Multiple chronic rhinosinusitis (CRS) staging systems have been developed in an attempt to correlate symptoms with radiological imaging results. Currently, no perfect system exists. We sought to analyze the maxillary sinus (MS) using three-dimensional volumetric measurements and advanced high-resolution CT imaging.
We reviewed MS CT scans from 50 control subjects and 50 subjects with documented CRS involving at least one MS. The following measurements were recorded: (1) volume of MS free air, (2) MS mucosal thickening, and (3) MS lateral wall bony thickness. Average Hounsfield unit (HU) values for mucosal thickening among CRS subjects were also recorded. Values are expressed as mean ± SD and median. Values from the CRS patients were compared with healthy controls using Student's t-tests.
Among controls (n = 50), volumes (mL) of right and left MS were 24.1 ± 9.7 and 24.7 ± 9.0, respectively. Among CRS patients (n = 50), the portion of mucosal disease to total sinus volume was 51.8% (right) and 50.7% (left). Mean bony thickness (mm) in controls was 0.98 ± 0.2 (right) and 1.0 ± 0.3 (left). CRS patients had significantly greater bony thickness 1.9 ± 0.8 (right) and 2.0 ± 0.9 (left; p = 0.0001). HU for diseased MS were 30.1 ± 18.7 (right) and 35.7 ± 22.1 (left).
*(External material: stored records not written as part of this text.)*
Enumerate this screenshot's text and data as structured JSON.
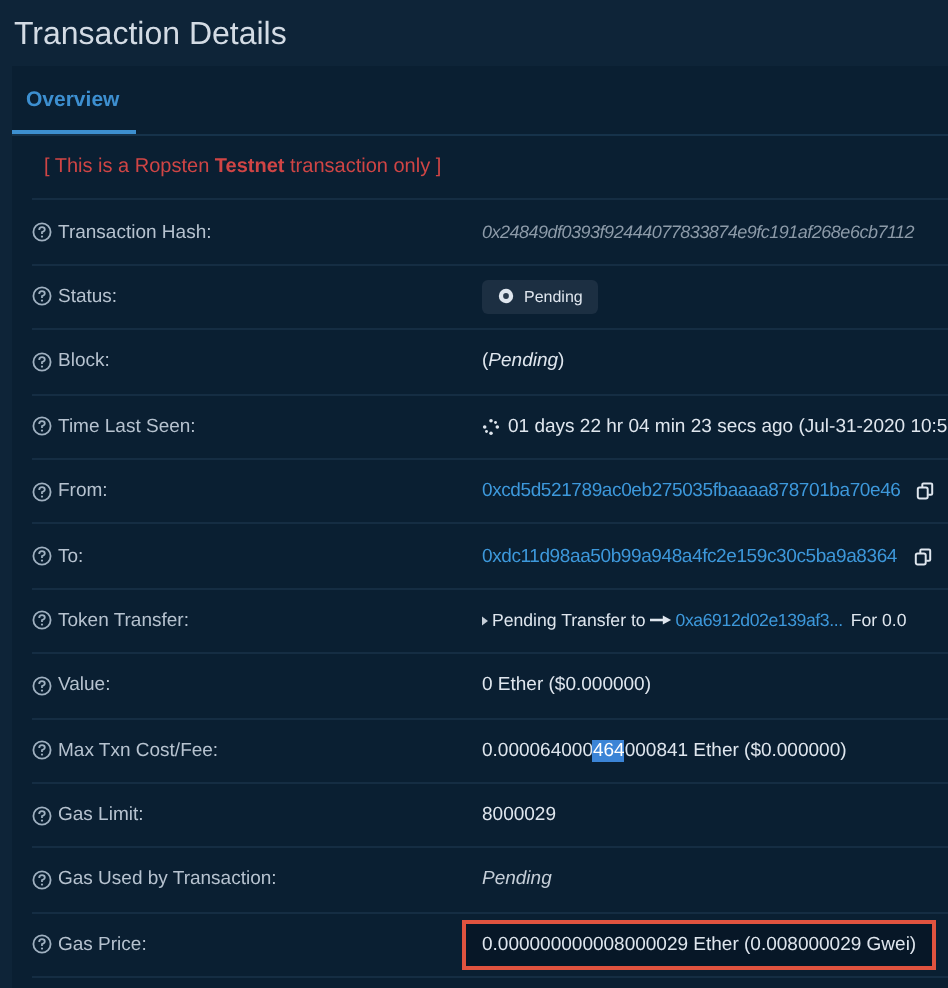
{
  "title": "Transaction Details",
  "tabs": [
    {
      "label": "Overview",
      "selected": true
    }
  ],
  "notice": {
    "before": "[ This is a Ropsten ",
    "bold": "Testnet",
    "after": " transaction only ]"
  },
  "rows": [
    {
      "label": "Transaction Hash:",
      "kind": "hash",
      "value": "0x24849df0393f92444077833874e9fc191af268e6cb7112"
    },
    {
      "label": "Status:",
      "kind": "badge",
      "value": "Pending"
    },
    {
      "label": "Block:",
      "kind": "text",
      "value": "(*Pending*)"
    },
    {
      "label": "Time Last Seen:",
      "kind": "time",
      "value": "01 days 22 hr 04 min 23 secs ago (Jul-31-2020 10:5"
    },
    {
      "label": "From:",
      "kind": "address",
      "value": "0xcd5d521789ac0eb275035fbaaaa878701ba70e46"
    },
    {
      "label": "To:",
      "kind": "address",
      "value": "0xdc11d98aa50b99a948a4fc2e159c30c5ba9a8364"
    },
    {
      "label": "Token Transfer:",
      "kind": "token",
      "value": "Pending Transfer to",
      "link": "0xa6912d02e139af3...",
      "after": "For 0.0"
    },
    {
      "label": "Value:",
      "kind": "text",
      "value": "0 Ether ($0.000000)"
    },
    {
      "label": "Max Txn Cost/Fee:",
      "kind": "selection",
      "before": "0.000064000",
      "selection": "464",
      "after": "000841 Ether ($0.000000)"
    },
    {
      "label": "Gas Limit:",
      "kind": "text",
      "value": "8000029"
    },
    {
      "label": "Gas Used by Transaction:",
      "kind": "italic",
      "value": "Pending"
    },
    {
      "label": "Gas Price:",
      "kind": "text",
      "value": "0.000000000008000029 Ether (0.008000029 Gwei)",
      "highlighted": true
    }
  ]
}
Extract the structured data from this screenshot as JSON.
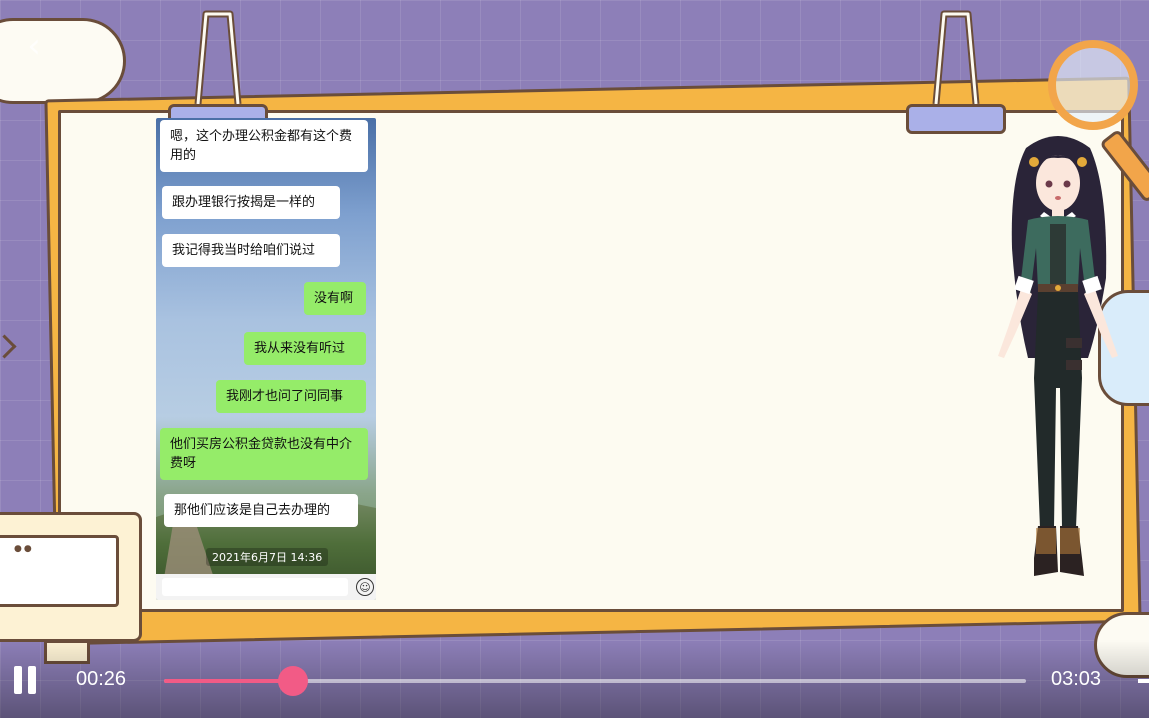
{
  "player": {
    "current_time": "00:26",
    "total_time": "03:03",
    "progress_fraction": 0.15,
    "accent_color": "#f25b86"
  },
  "chat": {
    "messages": [
      {
        "side": "left",
        "text": "嗯，这个办理公积金都有这个费用的"
      },
      {
        "side": "left",
        "text": "跟办理银行按揭是一样的"
      },
      {
        "side": "left",
        "text": "我记得我当时给咱们说过"
      },
      {
        "side": "right",
        "text": "没有啊"
      },
      {
        "side": "right",
        "text": "我从来没有听过"
      },
      {
        "side": "right",
        "text": "我刚才也问了问同事"
      },
      {
        "side": "left",
        "text": "他们买房公积金贷款也没有中介费呀"
      },
      {
        "side": "left",
        "text": "那他们应该是自己去办理的"
      }
    ],
    "timestamp": "2021年6月7日 14:36",
    "bubble_colors": {
      "left": "#ffffff",
      "right": "#95ec69"
    }
  },
  "icons": {
    "back": "back-chevron-icon",
    "pause": "pause-icon",
    "emoji": "emoji-icon"
  },
  "colors": {
    "background": "#8d7fb8",
    "board": "#fdfbf1",
    "board_shadow": "#f5b544"
  }
}
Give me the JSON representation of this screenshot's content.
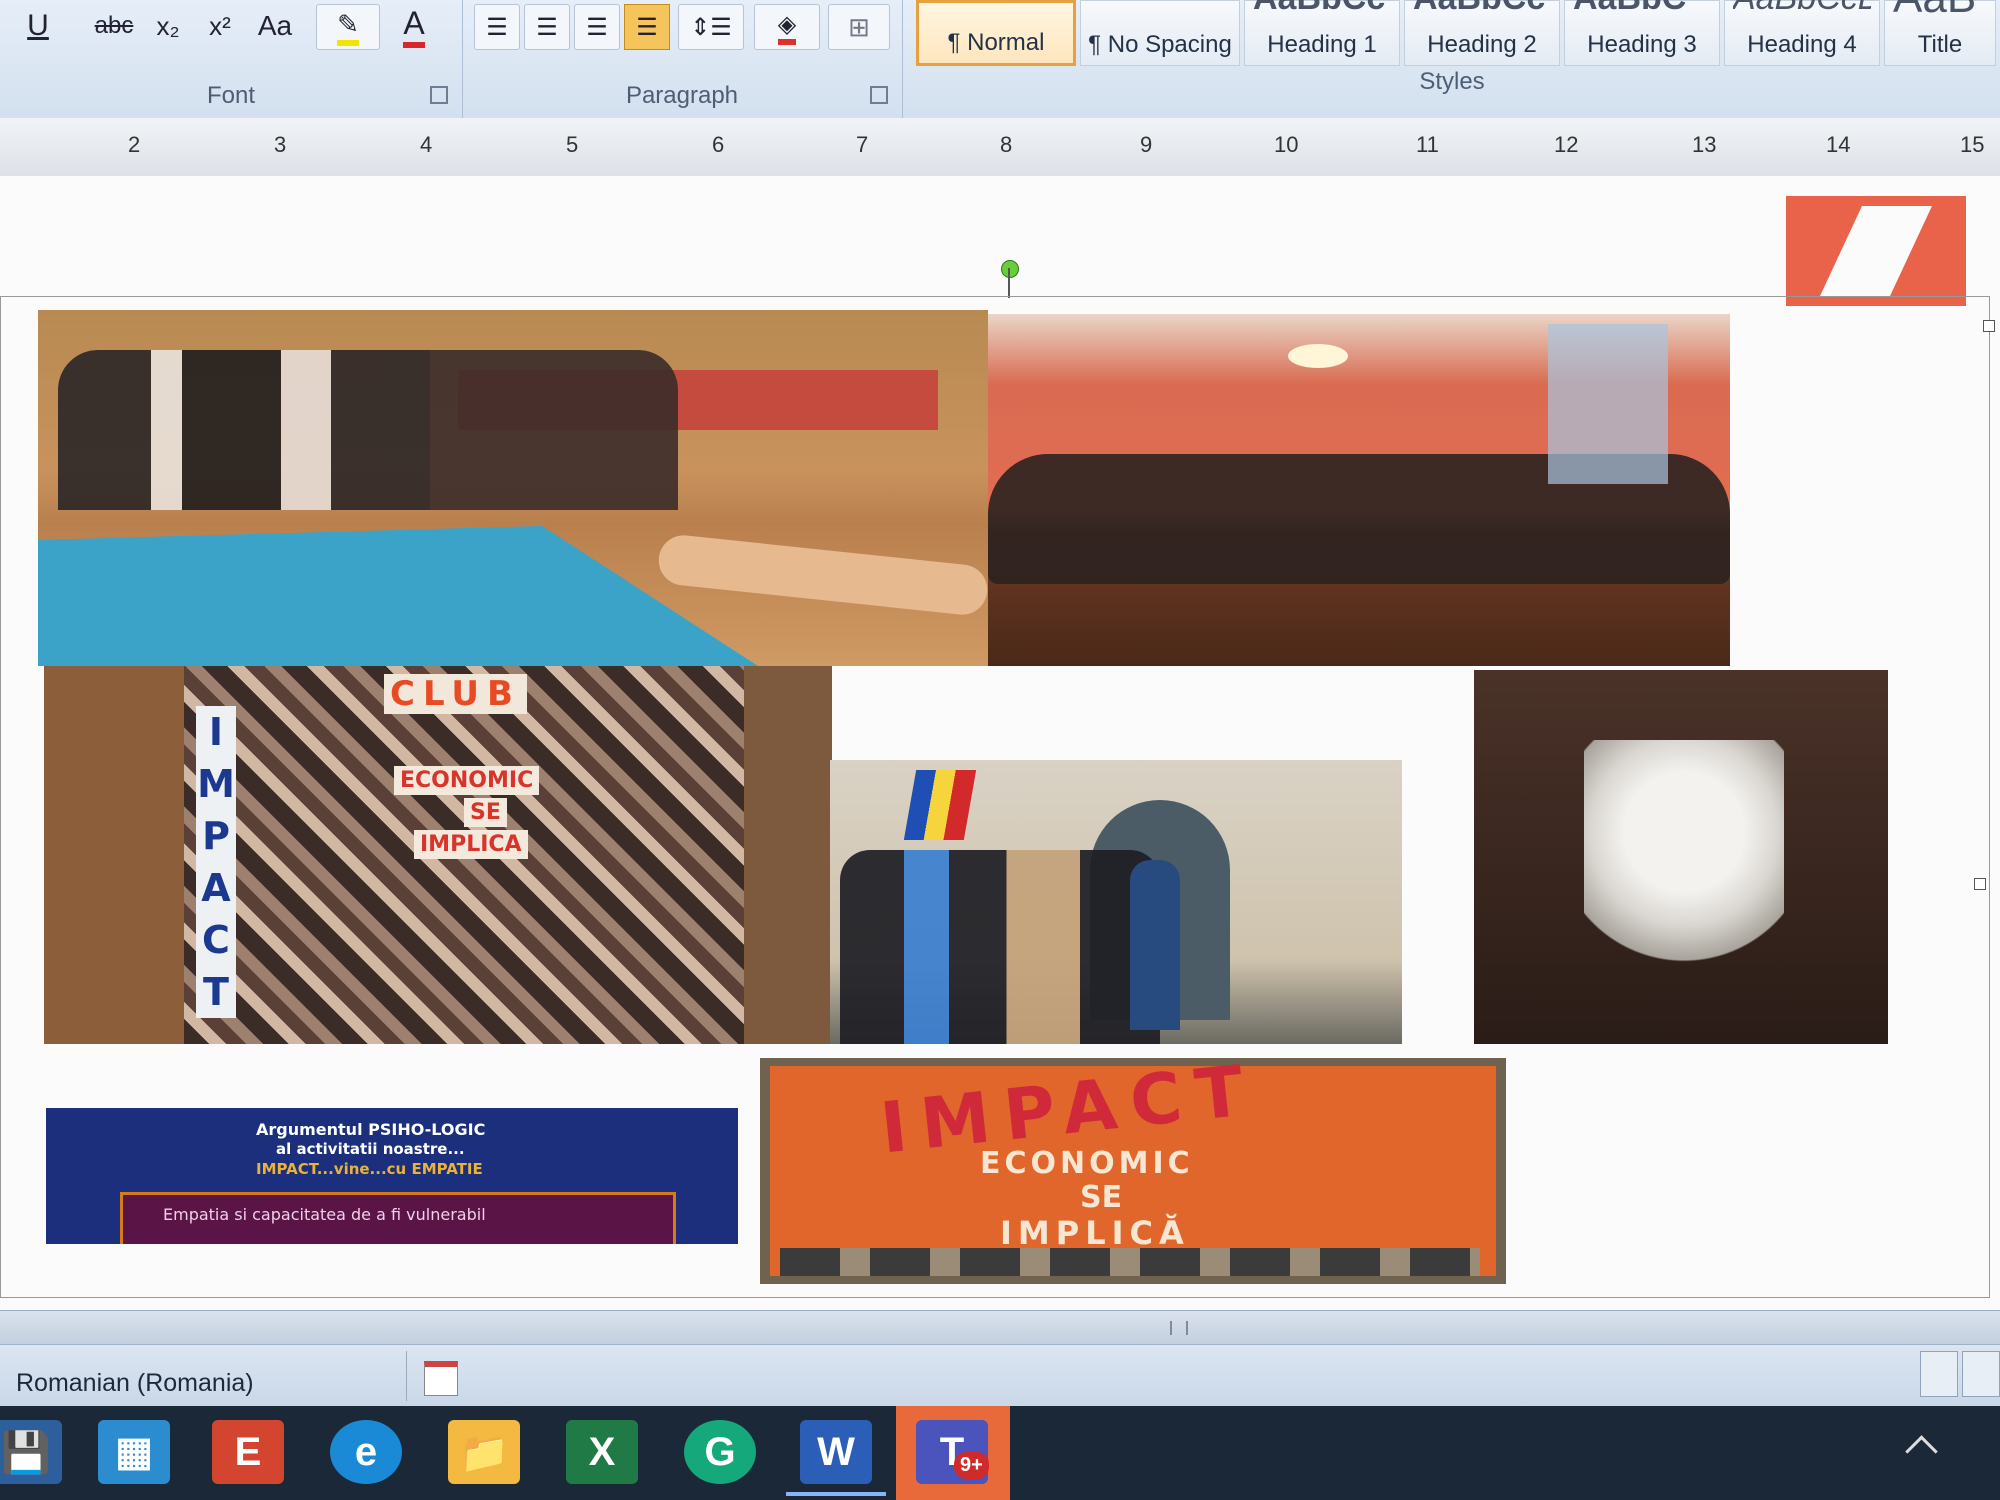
{
  "ribbon": {
    "font_group": {
      "label": "Font",
      "buttons": [
        "U",
        "abc",
        "x₂",
        "x²",
        "Aa",
        "A"
      ]
    },
    "paragraph_group": {
      "label": "Paragraph"
    },
    "styles_group": {
      "label": "Styles",
      "tiles": [
        {
          "preview": "",
          "label": "¶ Normal"
        },
        {
          "preview": "",
          "label": "¶ No Spacing"
        },
        {
          "preview": "AaBbCc",
          "label": "Heading 1"
        },
        {
          "preview": "AaBbCc",
          "label": "Heading 2"
        },
        {
          "preview": "AaBbC",
          "label": "Heading 3"
        },
        {
          "preview": "AaBbCcD",
          "label": "Heading 4"
        },
        {
          "preview": "AaB",
          "label": "Title"
        }
      ]
    }
  },
  "ruler": {
    "numbers": [
      "2",
      "3",
      "4",
      "5",
      "6",
      "7",
      "8",
      "9",
      "10",
      "11",
      "12",
      "13",
      "14",
      "15"
    ]
  },
  "document": {
    "images": [
      {
        "name": "photo-students-circle",
        "caption": ""
      },
      {
        "name": "photo-meeting-room",
        "caption": ""
      },
      {
        "name": "photo-impact-club-board",
        "caption": ""
      },
      {
        "name": "photo-school-entrance-group",
        "caption": ""
      },
      {
        "name": "photo-paper-decoration",
        "caption": ""
      },
      {
        "name": "slide-psycho-logic",
        "caption": ""
      },
      {
        "name": "poster-impact",
        "caption": ""
      }
    ],
    "board_text": {
      "club": "CLUB",
      "impact_vertical": "IMPACT",
      "economic": "ECONOMIC",
      "se": "SE",
      "implica": "IMPLICA"
    },
    "slide_text": {
      "title_line1": "Argumentul PSIHO-LOGIC",
      "title_line2": "al activitatii noastre...",
      "title_line3": "IMPACT...vine...cu EMPATIE",
      "box_line": "Empatia si capacitatea de a fi vulnerabil"
    },
    "poster_text": {
      "big": "IMPACT",
      "line1": "ECONOMIC",
      "line2": "SE",
      "line3": "IMPLICĂ"
    }
  },
  "status": {
    "language": "Romanian (Romania)"
  },
  "taskbar": {
    "icons": [
      {
        "name": "save-icon",
        "glyph": "💾"
      },
      {
        "name": "app-icon",
        "glyph": "▦"
      },
      {
        "name": "powerpoint-icon",
        "glyph": "E"
      },
      {
        "name": "edge-icon",
        "glyph": "e"
      },
      {
        "name": "file-explorer-icon",
        "glyph": "📁"
      },
      {
        "name": "excel-icon",
        "glyph": "X"
      },
      {
        "name": "grammarly-icon",
        "glyph": "G"
      },
      {
        "name": "word-icon",
        "glyph": "W"
      },
      {
        "name": "teams-icon",
        "glyph": "T"
      }
    ],
    "teams_badge": "9+"
  },
  "colors": {
    "accent": "#e7a040",
    "teams": "#e86a3a",
    "poster_orange": "#e0662c"
  }
}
Three-dimensional volumetric analysis combined with HU calculations and bony thickness measurements represents a new and unique way to evaluate CT scans in patients with CRS. Additional studies correlating symptoms with imaging findings as well as analysis of all paranasal sinuses is the next step toward a novel staging system.
[Show abstract][Hide abstract] ABSTRACT: The aim of the study was to evaluate the volume of the maxillary sinus in patients with cleft alveolus.
This is a retrospective, descriptive study.
The 3-dimensional computed tomographic data of 218 maxillary sinuses of 109 patients with cleft alveolus were compared with those of 100 sinuses of 50 healthy individuals.
No significant difference in the maxillary sinus volume was found between the patients with cleft alveolus and the noncleft individuals. In the patients with cleft palate and alveolus, the maxillary sinus volume was significantly larger on the right side, but no significant difference was found between the cleft and noncleft sides.
The volume of the maxillary sinus in the patients with cleft alveolus is not different from that of the noncleft individuals. The information about the maxillary sinus is clinically important in executing such operations as endoscopic sinus surgery.
The Journal of craniofacial surgery 01/2013; 24(1):e23-6. DOI:10.1097/SCS.0b013e318267bdf3 · 0.68 Impact Factor
Data provided are for informational purposes only. Although carefully collected, accuracy cannot be guaranteed. The impact factor represents a rough estimation of the journal's impact factor and does not reflect the actual current impact factor. Publisher conditions are provided by RoMEO. Differing provisions from the publisher's actual policy or licence agreement may be applicable.